- Rajan spoke on Saturday about the importance of tolerance
Indian Prime Minister Narendra Modi fired back at critics who say intolerance is rising under his government.
The main opposition Congress party has no right to talk about intolerance because it presided over anti-Sikh riots in 1984 that left about 3,000 people dead, Modi told a campaign rally in Bihar on Monday. Congress leaders were blamed for fomenting the violence days after former leader Indira Gandhi was assassinated by Sikh bodyguards.
“Till now tears from the eyes of victims of Sikh families have not been dried," Modi said. “You are enacting drama.”
India has seen tensions rise in recent months, with some members of Modi’s ruling Bharatiya Janata Party making inflammatory comments after a mob killed a Muslim man over rumors that he slaughtered a cow, an animal sacred in Hinduism, and ate beef. Hindus make up about 80 percent of India’s population, with Muslims accounting for 14 percent.
Concerns are growing that tension between religious groups may hijack Modi’s economic agenda. In a report last week, Moody’s Analytics said Modi must keep his members in check or risk losing domestic and global credibility.
Central bank Governor Raghuram Rajan weighed in on Saturday, saying in a speech that tolerance is important for faster growth. Finance Minister Arun Jaitley responded the next day, saying in a Facebook post that India “remains a highly tolerant and liberal society," and the mob murder was a “stray incident."
Congress party chief Sonia Gandhi, Indira Gandhi’s daughter-in-law, plans to lead supporters to petition India’s president on Monday to take action against rising intolerance. Dozens of writers, scientists and artists recently returned national awards to protest a climate of intolerance epitomized by the killing of scholars who had been criticized by Hindu groups.
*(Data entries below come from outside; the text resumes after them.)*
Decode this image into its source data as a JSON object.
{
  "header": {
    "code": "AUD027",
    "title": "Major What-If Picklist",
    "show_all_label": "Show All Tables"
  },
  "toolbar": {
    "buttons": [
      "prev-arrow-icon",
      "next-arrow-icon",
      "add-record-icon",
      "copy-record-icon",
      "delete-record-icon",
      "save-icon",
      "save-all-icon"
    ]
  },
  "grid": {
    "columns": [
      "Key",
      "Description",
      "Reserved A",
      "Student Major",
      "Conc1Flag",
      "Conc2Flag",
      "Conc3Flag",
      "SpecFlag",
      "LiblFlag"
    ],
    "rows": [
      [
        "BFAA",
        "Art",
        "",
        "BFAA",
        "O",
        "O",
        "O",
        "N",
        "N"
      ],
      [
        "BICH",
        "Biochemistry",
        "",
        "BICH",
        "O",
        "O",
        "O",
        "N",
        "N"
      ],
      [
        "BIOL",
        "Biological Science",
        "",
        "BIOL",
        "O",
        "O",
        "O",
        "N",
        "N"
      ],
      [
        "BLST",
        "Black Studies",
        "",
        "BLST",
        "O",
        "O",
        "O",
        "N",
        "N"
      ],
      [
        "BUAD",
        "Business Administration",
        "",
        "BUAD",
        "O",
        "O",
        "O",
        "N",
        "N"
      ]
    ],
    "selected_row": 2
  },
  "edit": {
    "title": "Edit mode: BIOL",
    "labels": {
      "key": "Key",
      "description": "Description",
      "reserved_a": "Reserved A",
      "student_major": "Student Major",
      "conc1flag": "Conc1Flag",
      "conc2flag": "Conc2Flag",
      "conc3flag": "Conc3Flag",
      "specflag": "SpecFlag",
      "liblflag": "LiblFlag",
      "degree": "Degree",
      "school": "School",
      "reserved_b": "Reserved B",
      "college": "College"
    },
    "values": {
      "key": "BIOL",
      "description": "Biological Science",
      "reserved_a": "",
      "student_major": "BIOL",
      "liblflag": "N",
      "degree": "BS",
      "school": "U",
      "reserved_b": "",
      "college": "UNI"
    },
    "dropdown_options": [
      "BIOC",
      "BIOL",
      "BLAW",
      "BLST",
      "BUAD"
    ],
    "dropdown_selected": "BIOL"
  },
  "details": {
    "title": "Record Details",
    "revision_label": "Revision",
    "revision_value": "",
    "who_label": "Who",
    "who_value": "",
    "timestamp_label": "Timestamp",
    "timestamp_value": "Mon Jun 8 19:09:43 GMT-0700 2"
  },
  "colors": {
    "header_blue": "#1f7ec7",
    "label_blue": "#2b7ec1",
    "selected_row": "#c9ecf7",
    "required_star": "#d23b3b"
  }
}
Election results in Bihar will be tallied on Nov. 8. A victory could help Modi further his goal of controlling India’s upper house of the national parliament and passing stalled economic proposals.